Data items
= = = = =
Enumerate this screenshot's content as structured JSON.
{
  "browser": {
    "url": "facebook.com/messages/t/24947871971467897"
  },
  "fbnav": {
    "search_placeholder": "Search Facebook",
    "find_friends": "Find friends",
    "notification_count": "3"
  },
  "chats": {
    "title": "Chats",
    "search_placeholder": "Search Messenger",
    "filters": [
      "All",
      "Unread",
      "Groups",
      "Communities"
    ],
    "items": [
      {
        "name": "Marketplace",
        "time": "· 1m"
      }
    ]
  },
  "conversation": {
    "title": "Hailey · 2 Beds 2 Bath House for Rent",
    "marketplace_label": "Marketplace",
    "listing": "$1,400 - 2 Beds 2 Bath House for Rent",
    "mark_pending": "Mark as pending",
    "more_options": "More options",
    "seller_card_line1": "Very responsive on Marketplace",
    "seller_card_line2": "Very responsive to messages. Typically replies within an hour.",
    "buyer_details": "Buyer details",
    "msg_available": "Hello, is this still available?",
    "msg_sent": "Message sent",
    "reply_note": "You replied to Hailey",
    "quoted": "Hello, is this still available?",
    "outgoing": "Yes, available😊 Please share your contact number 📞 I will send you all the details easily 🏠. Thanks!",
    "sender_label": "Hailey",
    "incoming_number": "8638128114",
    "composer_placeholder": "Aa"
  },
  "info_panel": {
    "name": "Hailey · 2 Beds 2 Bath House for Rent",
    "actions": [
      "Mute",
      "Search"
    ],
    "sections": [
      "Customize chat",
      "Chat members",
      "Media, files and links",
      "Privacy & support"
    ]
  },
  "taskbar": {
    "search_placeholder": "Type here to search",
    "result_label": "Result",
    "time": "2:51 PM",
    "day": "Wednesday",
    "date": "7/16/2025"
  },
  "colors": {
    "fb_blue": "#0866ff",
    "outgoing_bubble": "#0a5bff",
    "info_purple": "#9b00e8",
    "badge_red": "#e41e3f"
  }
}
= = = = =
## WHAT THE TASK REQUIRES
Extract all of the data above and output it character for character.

## RESULT
Enumerate this screenshot's content as structured JSON.
{
  "browser": {
    "url": "facebook.com/messages/t/24947871971467897"
  },
  "fbnav": {
    "search_placeholder": "Search Facebook",
    "find_friends": "Find friends",
    "notification_count": "3"
  },
  "chats": {
    "title": "Chats",
    "search_placeholder": "Search Messenger",
    "filters": [
      "All",
      "Unread",
      "Groups",
      "Communities"
    ],
    "items": [
      {
        "name": "Marketplace",
        "time": "· 1m"
      }
    ]
  },
  "conversation": {
    "title": "Hailey · 2 Beds 2 Bath House for Rent",
    "marketplace_label": "Marketplace",
    "listing": "$1,400 - 2 Beds 2 Bath House for Rent",
    "mark_pending": "Mark as pending",
    "more_options": "More options",
    "seller_card_line1": "Very responsive on Marketplace",
    "seller_card_line2": "Very responsive to messages. Typically replies within an hour.",
    "buyer_details": "Buyer details",
    "msg_available": "Hello, is this still available?",
    "msg_sent": "Message sent",
    "reply_note": "You replied to Hailey",
    "quoted": "Hello, is this still available?",
    "outgoing": "Yes, available😊 Please share your contact number 📞 I will send you all the details easily 🏠. Thanks!",
    "sender_label": "Hailey",
    "incoming_number": "8638128114",
    "composer_placeholder": "Aa"
  },
  "info_panel": {
    "name": "Hailey · 2 Beds 2 Bath House for Rent",
    "actions": [
      "Mute",
      "Search"
    ],
    "sections": [
      "Customize chat",
      "Chat members",
      "Media, files and links",
      "Privacy & support"
    ]
  },
  "taskbar": {
    "search_placeholder": "Type here to search",
    "result_label": "Result",
    "time": "2:51 PM",
    "day": "Wednesday",
    "date": "7/16/2025"
  },
  "colors": {
    "fb_blue": "#0866ff",
    "outgoing_bubble": "#0a5bff",
    "info_purple": "#9b00e8",
    "badge_red": "#e41e3f"
  }
}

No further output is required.